**Exercise instructions:**
Output every entry below exactly, without its pictures.

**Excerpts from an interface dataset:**
━━━━━━━━━━━━━━━━━━━━

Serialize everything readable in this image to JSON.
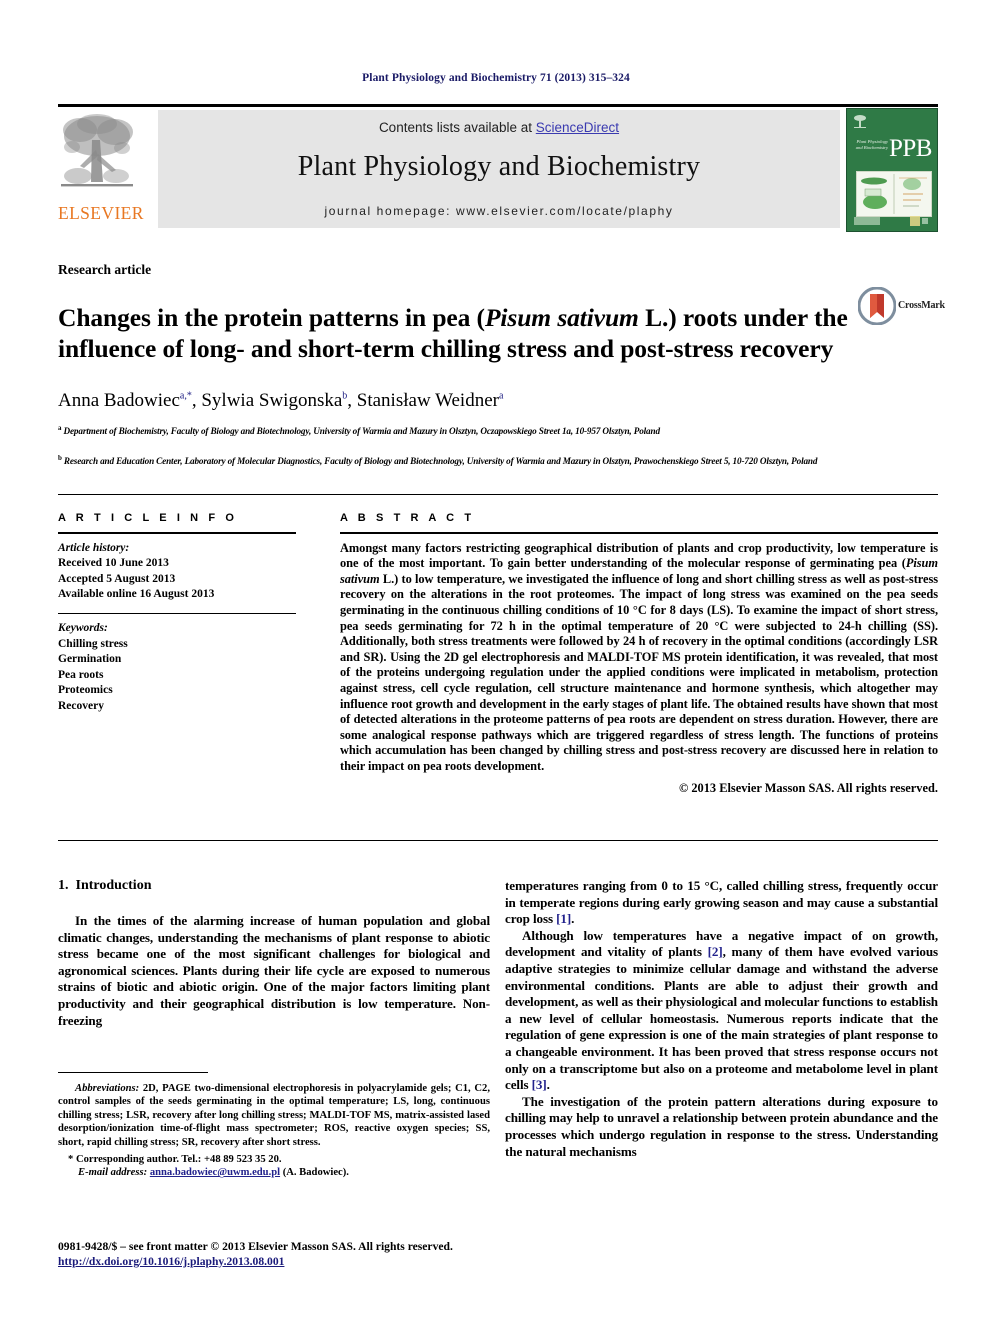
{
  "running_head": "Plant Physiology and Biochemistry 71 (2013) 315–324",
  "masthead": {
    "contents_prefix": "Contents lists available at ",
    "sciencedirect": "ScienceDirect",
    "journal_title": "Plant Physiology and Biochemistry",
    "homepage": "journal homepage: www.elsevier.com/locate/plaphy",
    "publisher_wordmark": "ELSEVIER",
    "cover_abbrev": "PPB",
    "cover_lines": "Plant Physiology and Biochemistry",
    "accent_orange": "#E87722",
    "cover_green": "#2f7a46",
    "link_blue": "#3a3ab0"
  },
  "article": {
    "type": "Research article",
    "title_part1": "Changes in the protein patterns in pea (",
    "title_italic": "Pisum sativum",
    "title_part2": " L.) roots under the influence of long- and short-term chilling stress and post-stress recovery",
    "crossmark_label": "CrossMark",
    "authors_html": "Anna Badowiec a,*, Sylwia Swigonska b, Stanisław Weidner a",
    "affiliation_a": "Department of Biochemistry, Faculty of Biology and Biotechnology, University of Warmia and Mazury in Olsztyn, Oczapowskiego Street 1a, 10-957 Olsztyn, Poland",
    "affiliation_b": "Research and Education Center, Laboratory of Molecular Diagnostics, Faculty of Biology and Biotechnology, University of Warmia and Mazury in Olsztyn, Prawochenskiego Street 5, 10-720 Olsztyn, Poland"
  },
  "info": {
    "heading": "A R T I C L E   I N F O",
    "history_label": "Article history:",
    "history": [
      "Received 10 June 2013",
      "Accepted 5 August 2013",
      "Available online 16 August 2013"
    ],
    "keywords_label": "Keywords:",
    "keywords": [
      "Chilling stress",
      "Germination",
      "Pea roots",
      "Proteomics",
      "Recovery"
    ]
  },
  "abstract": {
    "heading": "A B S T R A C T",
    "text_1": "Amongst many factors restricting geographical distribution of plants and crop productivity, low temperature is one of the most important. To gain better understanding of the molecular response of germinating pea (",
    "species": "Pisum sativum",
    "text_2": " L.) to low temperature, we investigated the influence of long and short chilling stress as well as post-stress recovery on the alterations in the root proteomes. The impact of long stress was examined on the pea seeds germinating in the continuous chilling conditions of 10 °C for 8 days (LS). To examine the impact of short stress, pea seeds germinating for 72 h in the optimal temperature of 20 °C were subjected to 24-h chilling (SS). Additionally, both stress treatments were followed by 24 h of recovery in the optimal conditions (accordingly LSR and SR). Using the 2D gel electrophoresis and MALDI-TOF MS protein identification, it was revealed, that most of the proteins undergoing regulation under the applied conditions were implicated in metabolism, protection against stress, cell cycle regulation, cell structure maintenance and hormone synthesis, which altogether may influence root growth and development in the early stages of plant life. The obtained results have shown that most of detected alterations in the proteome patterns of pea roots are dependent on stress duration. However, there are some analogical response pathways which are triggered regardless of stress length. The functions of proteins which accumulation has been changed by chilling stress and post-stress recovery are discussed here in relation to their impact on pea roots development.",
    "copyright": "© 2013 Elsevier Masson SAS. All rights reserved."
  },
  "introduction": {
    "number": "1.",
    "title": "Introduction",
    "left_p1": "In the times of the alarming increase of human population and global climatic changes, understanding the mechanisms of plant response to abiotic stress became one of the most significant challenges for biological and agronomical sciences. Plants during their life cycle are exposed to numerous strains of biotic and abiotic origin. One of the major factors limiting plant productivity and their geographical distribution is low temperature. Non-freezing",
    "right_p1_cont": "temperatures ranging from 0 to 15 °C, called chilling stress, frequently occur in temperate regions during early growing season and may cause a substantial crop loss ",
    "ref_1": "[1]",
    "right_p2_a": "Although low temperatures have a negative impact of on growth, development and vitality of plants ",
    "ref_2": "[2]",
    "right_p2_b": ", many of them have evolved various adaptive strategies to minimize cellular damage and withstand the adverse environmental conditions. Plants are able to adjust their growth and development, as well as their physiological and molecular functions to establish a new level of cellular homeostasis. Numerous reports indicate that the regulation of gene expression is one of the main strategies of plant response to a changeable environment. It has been proved that stress response occurs not only on a transcriptome but also on a proteome and metabolome level in plant cells ",
    "ref_3": "[3]",
    "right_p3": "The investigation of the protein pattern alterations during exposure to chilling may help to unravel a relationship between protein abundance and the processes which undergo regulation in response to the stress. Understanding the natural mechanisms"
  },
  "footnotes": {
    "abbrev_label": "Abbreviations:",
    "abbrev_text": " 2D, PAGE two-dimensional electrophoresis in polyacrylamide gels; C1, C2, control samples of the seeds germinating in the optimal temperature; LS, long, continuous chilling stress; LSR, recovery after long chilling stress; MALDI-TOF MS, matrix-assisted lased desorption/ionization time-of-flight mass spectrometer; ROS, reactive oxygen species; SS, short, rapid chilling stress; SR, recovery after short stress.",
    "corresponding": "* Corresponding author. Tel.: +48 89 523 35 20.",
    "email_label": "E-mail address:",
    "email": "anna.badowiec@uwm.edu.pl",
    "email_suffix": " (A. Badowiec)."
  },
  "footer": {
    "issn": "0981-9428/$ – see front matter © 2013 Elsevier Masson SAS. All rights reserved.",
    "doi": "http://dx.doi.org/10.1016/j.plaphy.2013.08.001"
  }
}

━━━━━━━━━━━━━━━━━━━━

**Result:**
Serialize everything readable in this image to JSON.
{
  "running_head": "Plant Physiology and Biochemistry 71 (2013) 315–324",
  "masthead": {
    "contents_prefix": "Contents lists available at ",
    "sciencedirect": "ScienceDirect",
    "journal_title": "Plant Physiology and Biochemistry",
    "homepage": "journal homepage: www.elsevier.com/locate/plaphy",
    "publisher_wordmark": "ELSEVIER",
    "cover_abbrev": "PPB",
    "cover_lines": "Plant Physiology and Biochemistry",
    "accent_orange": "#E87722",
    "cover_green": "#2f7a46",
    "link_blue": "#3a3ab0"
  },
  "article": {
    "type": "Research article",
    "title_part1": "Changes in the protein patterns in pea (",
    "title_italic": "Pisum sativum",
    "title_part2": " L.) roots under the influence of long- and short-term chilling stress and post-stress recovery",
    "crossmark_label": "CrossMark",
    "authors_html": "Anna Badowiec a,*, Sylwia Swigonska b, Stanisław Weidner a",
    "affiliation_a": "Department of Biochemistry, Faculty of Biology and Biotechnology, University of Warmia and Mazury in Olsztyn, Oczapowskiego Street 1a, 10-957 Olsztyn, Poland",
    "affiliation_b": "Research and Education Center, Laboratory of Molecular Diagnostics, Faculty of Biology and Biotechnology, University of Warmia and Mazury in Olsztyn, Prawochenskiego Street 5, 10-720 Olsztyn, Poland"
  },
  "info": {
    "heading": "A R T I C L E   I N F O",
    "history_label": "Article history:",
    "history": [
      "Received 10 June 2013",
      "Accepted 5 August 2013",
      "Available online 16 August 2013"
    ],
    "keywords_label": "Keywords:",
    "keywords": [
      "Chilling stress",
      "Germination",
      "Pea roots",
      "Proteomics",
      "Recovery"
    ]
  },
  "abstract": {
    "heading": "A B S T R A C T",
    "text_1": "Amongst many factors restricting geographical distribution of plants and crop productivity, low temperature is one of the most important. To gain better understanding of the molecular response of germinating pea (",
    "species": "Pisum sativum",
    "text_2": " L.) to low temperature, we investigated the influence of long and short chilling stress as well as post-stress recovery on the alterations in the root proteomes. The impact of long stress was examined on the pea seeds germinating in the continuous chilling conditions of 10 °C for 8 days (LS). To examine the impact of short stress, pea seeds germinating for 72 h in the optimal temperature of 20 °C were subjected to 24-h chilling (SS). Additionally, both stress treatments were followed by 24 h of recovery in the optimal conditions (accordingly LSR and SR). Using the 2D gel electrophoresis and MALDI-TOF MS protein identification, it was revealed, that most of the proteins undergoing regulation under the applied conditions were implicated in metabolism, protection against stress, cell cycle regulation, cell structure maintenance and hormone synthesis, which altogether may influence root growth and development in the early stages of plant life. The obtained results have shown that most of detected alterations in the proteome patterns of pea roots are dependent on stress duration. However, there are some analogical response pathways which are triggered regardless of stress length. The functions of proteins which accumulation has been changed by chilling stress and post-stress recovery are discussed here in relation to their impact on pea roots development.",
    "copyright": "© 2013 Elsevier Masson SAS. All rights reserved."
  },
  "introduction": {
    "number": "1.",
    "title": "Introduction",
    "left_p1": "In the times of the alarming increase of human population and global climatic changes, understanding the mechanisms of plant response to abiotic stress became one of the most significant challenges for biological and agronomical sciences. Plants during their life cycle are exposed to numerous strains of biotic and abiotic origin. One of the major factors limiting plant productivity and their geographical distribution is low temperature. Non-freezing",
    "right_p1_cont": "temperatures ranging from 0 to 15 °C, called chilling stress, frequently occur in temperate regions during early growing season and may cause a substantial crop loss ",
    "ref_1": "[1]",
    "right_p2_a": "Although low temperatures have a negative impact of on growth, development and vitality of plants ",
    "ref_2": "[2]",
    "right_p2_b": ", many of them have evolved various adaptive strategies to minimize cellular damage and withstand the adverse environmental conditions. Plants are able to adjust their growth and development, as well as their physiological and molecular functions to establish a new level of cellular homeostasis. Numerous reports indicate that the regulation of gene expression is one of the main strategies of plant response to a changeable environment. It has been proved that stress response occurs not only on a transcriptome but also on a proteome and metabolome level in plant cells ",
    "ref_3": "[3]",
    "right_p3": "The investigation of the protein pattern alterations during exposure to chilling may help to unravel a relationship between protein abundance and the processes which undergo regulation in response to the stress. Understanding the natural mechanisms"
  },
  "footnotes": {
    "abbrev_label": "Abbreviations:",
    "abbrev_text": " 2D, PAGE two-dimensional electrophoresis in polyacrylamide gels; C1, C2, control samples of the seeds germinating in the optimal temperature; LS, long, continuous chilling stress; LSR, recovery after long chilling stress; MALDI-TOF MS, matrix-assisted lased desorption/ionization time-of-flight mass spectrometer; ROS, reactive oxygen species; SS, short, rapid chilling stress; SR, recovery after short stress.",
    "corresponding": "* Corresponding author. Tel.: +48 89 523 35 20.",
    "email_label": "E-mail address:",
    "email": "anna.badowiec@uwm.edu.pl",
    "email_suffix": " (A. Badowiec)."
  },
  "footer": {
    "issn": "0981-9428/$ – see front matter © 2013 Elsevier Masson SAS. All rights reserved.",
    "doi": "http://dx.doi.org/10.1016/j.plaphy.2013.08.001"
  }
}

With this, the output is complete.